His mother handed me a newspaper article clipping with a man of similar height and build pictured. It told of all of his physical disabilities and how he was working to conquer them. A journalistic fluff piece but now they presented it as proof of his condition and identity.
“He can’t talk and he has to use the cane.”
“He had a stroke.”
“Which side did it affect?”
“What do you mean?”
“Which side of the brain did it affect?”
Odd thing to say but it was not impossible and then sometimes people don’t really understand their medical conditions. I wanted to give him the benefit of the doubt but a nagging in my gut told me there was something not right. Was I being too judgemental? After all so many people had suffered so much.

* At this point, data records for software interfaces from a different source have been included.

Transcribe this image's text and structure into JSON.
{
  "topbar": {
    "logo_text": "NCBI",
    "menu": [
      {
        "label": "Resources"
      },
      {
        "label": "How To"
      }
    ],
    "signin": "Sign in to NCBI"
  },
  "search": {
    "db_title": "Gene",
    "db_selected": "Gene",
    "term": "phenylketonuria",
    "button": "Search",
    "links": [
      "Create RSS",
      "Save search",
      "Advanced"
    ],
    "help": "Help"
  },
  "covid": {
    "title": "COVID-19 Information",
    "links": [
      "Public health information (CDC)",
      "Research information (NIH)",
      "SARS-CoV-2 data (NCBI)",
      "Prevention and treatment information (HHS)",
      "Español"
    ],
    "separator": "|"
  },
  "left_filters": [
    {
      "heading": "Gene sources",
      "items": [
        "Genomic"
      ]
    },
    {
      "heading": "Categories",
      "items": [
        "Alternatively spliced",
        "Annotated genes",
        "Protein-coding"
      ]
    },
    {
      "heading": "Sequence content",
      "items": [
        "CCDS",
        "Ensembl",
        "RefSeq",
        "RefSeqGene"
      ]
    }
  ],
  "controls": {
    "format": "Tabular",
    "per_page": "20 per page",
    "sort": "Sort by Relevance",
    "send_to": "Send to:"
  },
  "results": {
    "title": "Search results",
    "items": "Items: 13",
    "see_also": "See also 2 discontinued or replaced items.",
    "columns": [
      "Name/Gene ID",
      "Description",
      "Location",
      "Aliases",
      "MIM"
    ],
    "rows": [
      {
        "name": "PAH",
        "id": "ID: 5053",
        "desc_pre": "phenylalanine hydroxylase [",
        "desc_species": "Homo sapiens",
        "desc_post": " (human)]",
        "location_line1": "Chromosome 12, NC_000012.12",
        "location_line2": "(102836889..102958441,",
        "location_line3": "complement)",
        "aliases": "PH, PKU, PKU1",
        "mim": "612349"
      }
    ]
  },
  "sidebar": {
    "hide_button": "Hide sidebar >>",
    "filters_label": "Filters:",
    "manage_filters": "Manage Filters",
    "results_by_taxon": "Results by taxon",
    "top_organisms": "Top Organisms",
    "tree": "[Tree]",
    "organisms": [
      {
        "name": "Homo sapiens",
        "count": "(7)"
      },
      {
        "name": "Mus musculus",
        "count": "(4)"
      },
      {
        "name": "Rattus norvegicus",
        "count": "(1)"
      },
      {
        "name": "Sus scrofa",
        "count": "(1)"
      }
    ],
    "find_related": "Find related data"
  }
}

Even stranger was that while there was some resemblance to the man in the article photo, they actually appeared to be two different people. I checked the date on the article. Five years. People age, they change with time. This man, though, appeared to be younger than the fellow in the photograph. Furthermore, when I did my exam, he was very clearly faking weakness.
“I am sorry. I cannot write that letter.”

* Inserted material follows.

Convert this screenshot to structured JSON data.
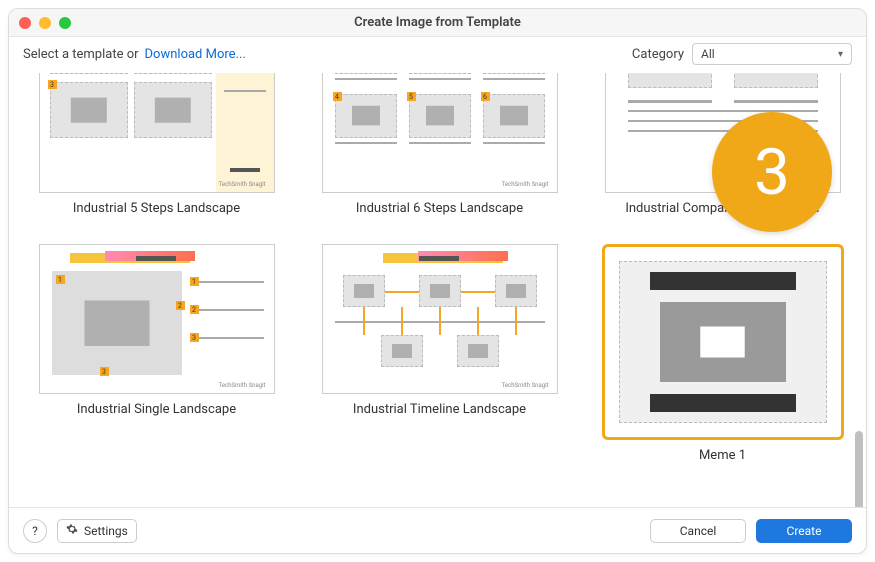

“What? So what is he supposed to do without his check?” Hostility crept into her voice then progressed to outright indignation. “We lost our house, our money, everything we owned. We waded down the street past dead bodies. You have no idea what we have been through.”
She was right. I had no idea what anyone in New Orleans had been through. Had they actually been there, though? I had no way of knowing for sure. I wanted to give everyone the benfit of the doubt but after several of these, I found myself becoming bitter and jaded.
“Let me send you to a neurologist who has also volunteered to see evacuees for free. Maybe he will have a different opinion….”
“Forget it!” she yelled back at me.
They both stood and exited the room. I stared after them. He didn’t even bother to maintain the pretense of using the cane at this point.
This is what I remember about Hurricane Katrina… all of the people using the disaster and the very real suffering of hundreds of thousands to further their own interests and the feeling that nothing I did ended up helping a single soul.